Three years is such a short time in the grand scheme of things, but in the publishing world, it can be an eternity. Books come and books go, and a lot of great books don’t get the publicity they deserve. Which is likely why I was able to find Real Food Revival by Sherri Brooks Vinton and Ann Clark Espuelas at one of those deep-discount remaindered stores back before Christmas.
With a sub-title of “aisle by aisle, morsel by morsel”, Vinton’s search for real food in the supermarket aisles predates not just Michael Pollan’s In Defense of Food, but also Marion Nestle’s What to Eat. Taking on everything from baked goods to bottled water, Vinton gives a common-sense approach to finding, and demanding real food.

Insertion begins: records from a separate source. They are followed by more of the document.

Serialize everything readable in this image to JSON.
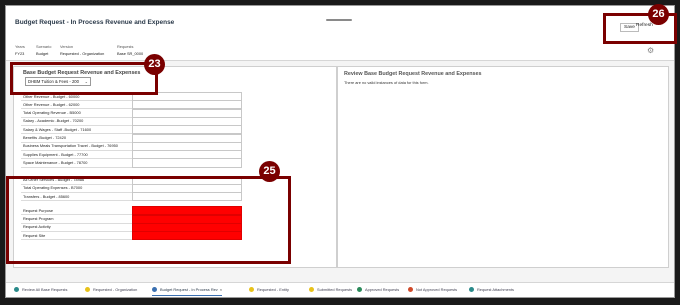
{
  "header": {
    "title": "Budget Request - In Process Revenue and Expense",
    "save_label": "Save",
    "refresh_label": "Refresh"
  },
  "params": [
    {
      "label": "Years",
      "value": "FY23"
    },
    {
      "label": "Scenario",
      "value": "Budget"
    },
    {
      "label": "Version",
      "value": "Requested - Organization"
    },
    {
      "label": "Requests",
      "value": "Base SR_0000"
    }
  ],
  "left_panel": {
    "heading": "Base Budget Request Revenue and Expenses",
    "selector": "DHBM Tuition & Fees - 200"
  },
  "rows": [
    {
      "label": "Other Revenue - Budget - 60000",
      "highlight": false
    },
    {
      "label": "Other Revenue - Budget - 62000",
      "highlight": false
    },
    {
      "label": "Total Operating Revenue - B5000",
      "highlight": false
    },
    {
      "label": "Salary - Academic -Budget - 70200",
      "highlight": false
    },
    {
      "label": "Salary & Wages - Staff -Budget - 71600",
      "highlight": false
    },
    {
      "label": "Benefits -Budget - 72420",
      "highlight": false
    },
    {
      "label": "Business Meals Transportation Travel - Budget - 76950",
      "highlight": false
    },
    {
      "label": "Supplies Equipment - Budget - 77700",
      "highlight": false
    },
    {
      "label": "Space Maintenance - Budget - 78700",
      "highlight": false
    },
    {
      "label": "All Other Services - Budget - 78986",
      "highlight": false
    },
    {
      "label": "Total Operating Expenses - B7000",
      "highlight": false
    },
    {
      "label": "Transfers - Budget - 85600",
      "highlight": false
    },
    {
      "label": "Request Purpose",
      "highlight": true
    },
    {
      "label": "Request Program",
      "highlight": true
    },
    {
      "label": "Request Activity",
      "highlight": true
    },
    {
      "label": "Request Site",
      "highlight": true
    }
  ],
  "right_panel": {
    "heading": "Review Base Budget Request Revenue and Expenses",
    "message": "There are no valid instances of data for this form."
  },
  "tabs": [
    {
      "label": "Review All Base Requests",
      "color": "#2a8a8a"
    },
    {
      "label": "Requested - Organization",
      "color": "#e8c21a"
    },
    {
      "label": "Budget Request - In Process Rev",
      "color": "#3a6fb0",
      "active": true
    },
    {
      "label": "Requested - Entity",
      "color": "#e8c21a"
    },
    {
      "label": "Submitted Requests",
      "color": "#e8c21a"
    },
    {
      "label": "Approved Requests",
      "color": "#2a8a5a"
    },
    {
      "label": "Not Approved Requests",
      "color": "#d04a2a"
    },
    {
      "label": "Request Attachments",
      "color": "#2a8a8a"
    }
  ],
  "annotations": [
    "23",
    "25",
    "26"
  ],
  "colors": {
    "annotation": "#7a0000",
    "required_field": "#ff0000"
  }
}
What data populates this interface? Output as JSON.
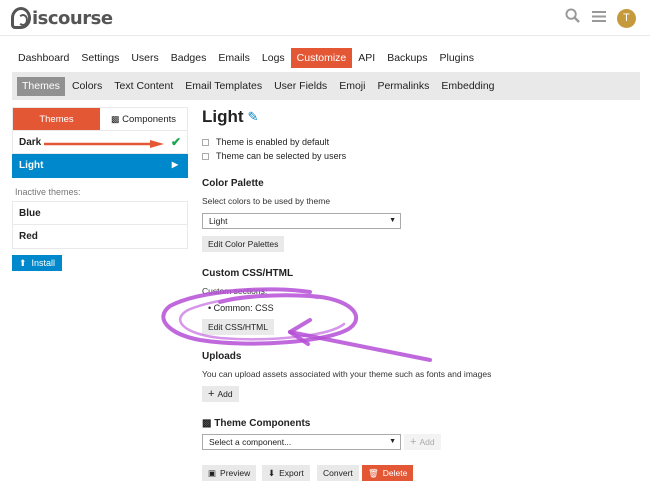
{
  "header": {
    "logo_text": "iscourse",
    "avatar_letter": "T"
  },
  "nav": [
    "Dashboard",
    "Settings",
    "Users",
    "Badges",
    "Emails",
    "Logs",
    "Customize",
    "API",
    "Backups",
    "Plugins"
  ],
  "subnav": [
    "Themes",
    "Colors",
    "Text Content",
    "Email Templates",
    "User Fields",
    "Emoji",
    "Permalinks",
    "Embedding"
  ],
  "sidebar": {
    "tab_themes": "Themes",
    "tab_components": "Components",
    "active_themes": [
      "Dark",
      "Light"
    ],
    "inactive_label": "Inactive themes:",
    "inactive_themes": [
      "Blue",
      "Red"
    ],
    "install_label": "Install"
  },
  "main": {
    "title": "Light",
    "default_cb": "Theme is enabled by default",
    "selectable_cb": "Theme can be selected by users",
    "palette_heading": "Color Palette",
    "palette_desc": "Select colors to be used by theme",
    "palette_value": "Light",
    "edit_palettes": "Edit Color Palettes",
    "css_heading": "Custom CSS/HTML",
    "css_sections": "Custom sections:",
    "css_item": "Common: CSS",
    "edit_css": "Edit CSS/HTML",
    "uploads_heading": "Uploads",
    "uploads_desc": "You can upload assets associated with your theme such as fonts and images",
    "add_label": "Add",
    "components_heading": "Theme Components",
    "component_placeholder": "Select a component...",
    "preview": "Preview",
    "export": "Export",
    "convert": "Convert",
    "delete": "Delete"
  },
  "colors": {
    "accent": "#e45735",
    "primary_blue": "#0088cc",
    "success": "#1ca551",
    "annotation": "#b54fd6"
  }
}
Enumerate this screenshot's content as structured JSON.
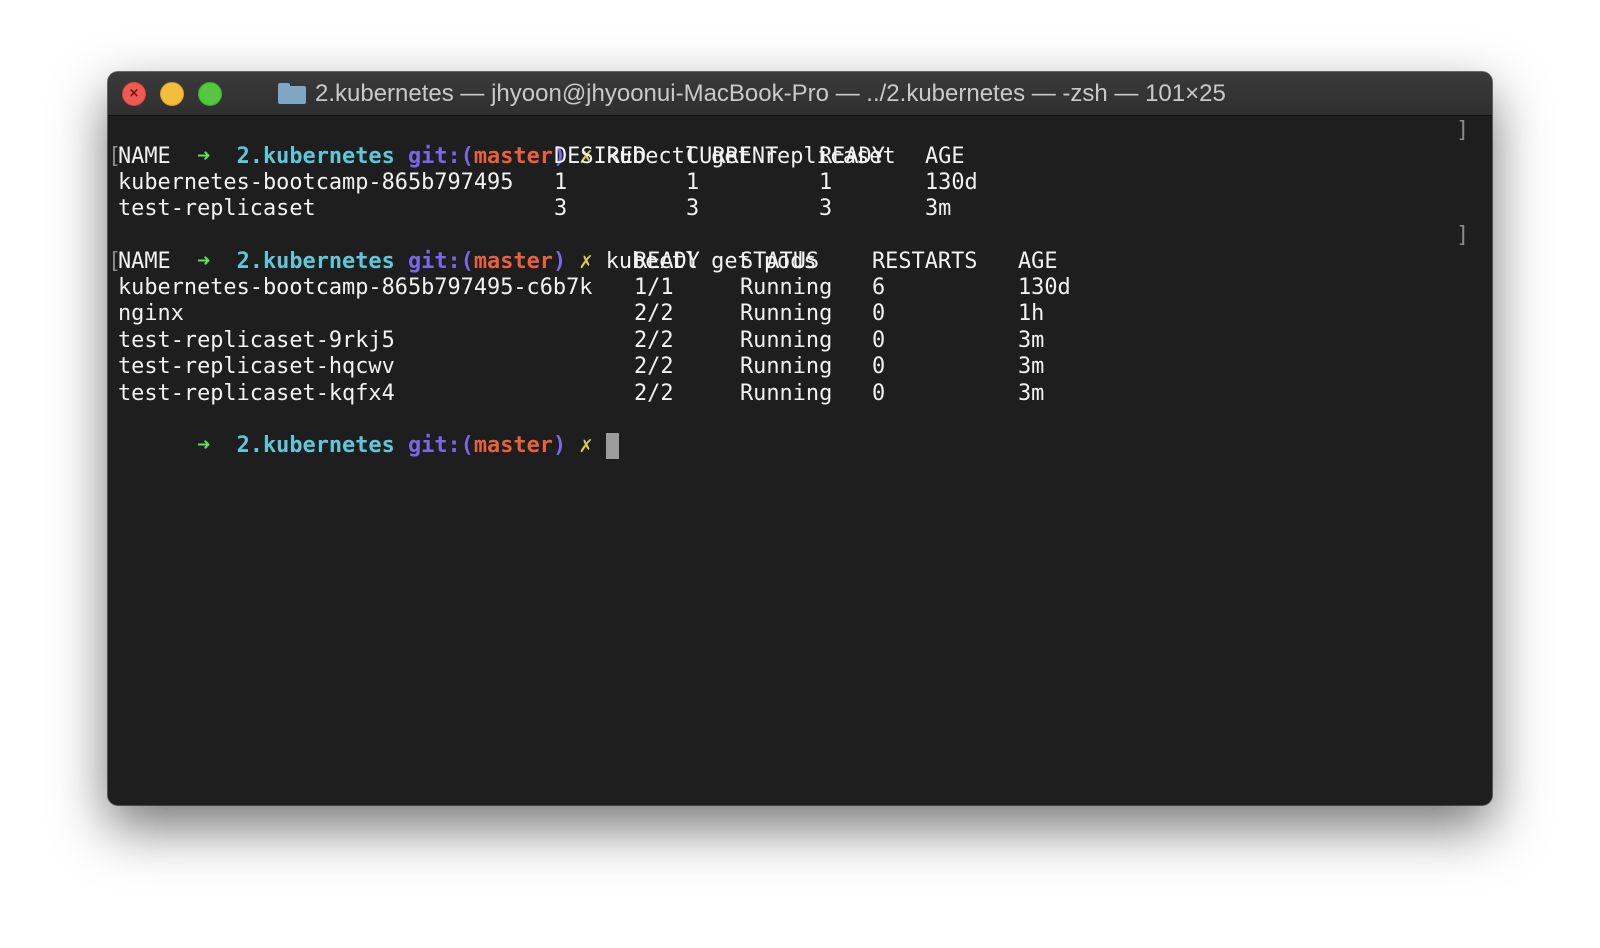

Neither Vinton or Espuelas are experts; they don’t have the nutritional background of Nestle or the science background of Pollan, yet they do their research and present a well-documented case for each of their claims. This makes the book refreshingly free of jargon and chemistry, something that can make for a dry read at best in similar works, and can be downright off-putting in some cases.
I’m sure they must be terribly alluring. Those colorful bins of sweetened treats, the cute workers in their pyjamas to ring up your order. Even the sneaking knowledge that you’re getting away with something, by ordering up a bowl of your favourite childhood breakfast cereal instead of something more, well… grown up.
But here’s the deal. Cereal companies are corporations. They have a duty to their stockholders to expand their market share every quarter. Which means cereal companies have to come up with new and innovative ways to get all of us to eat more cereal. In recent years, someone clued in to the fact that cereal is comfort food for many people, and started marketing it as a tasty snack designed to replace the chips, pretzels and ice cream we used to eat.
Sounds great, doesn’t it? After all, cereal is good for you.
The supermarket can be an intimidating place if you’re trying to eat healthy. Figuring out good food choices can require an advanced education in math, science and possibly even advertising. It’s enough to send one running to the pastry aisle to drown your sorrows in a bag of donuts. But wait – do you know what’s in those donuts? Marion Nestle does.
What to Eat is an aisle by aisle synopsis of the good, the bad and the ugly of your average supermarket. And although I might be accused of spoiling the plot, I’ve gotta tell you, most of it is bad and ugly. Nestle explains everything you need to know about every category of item in the grocery store; from eggs to bottled water, from produce to packaged cereals. She explains how to read a label, how to calculate serving sizes, and how to talk to the staff at your supermarket to get the information the labels don’t tell you – such as the origin of fresh fish or produce.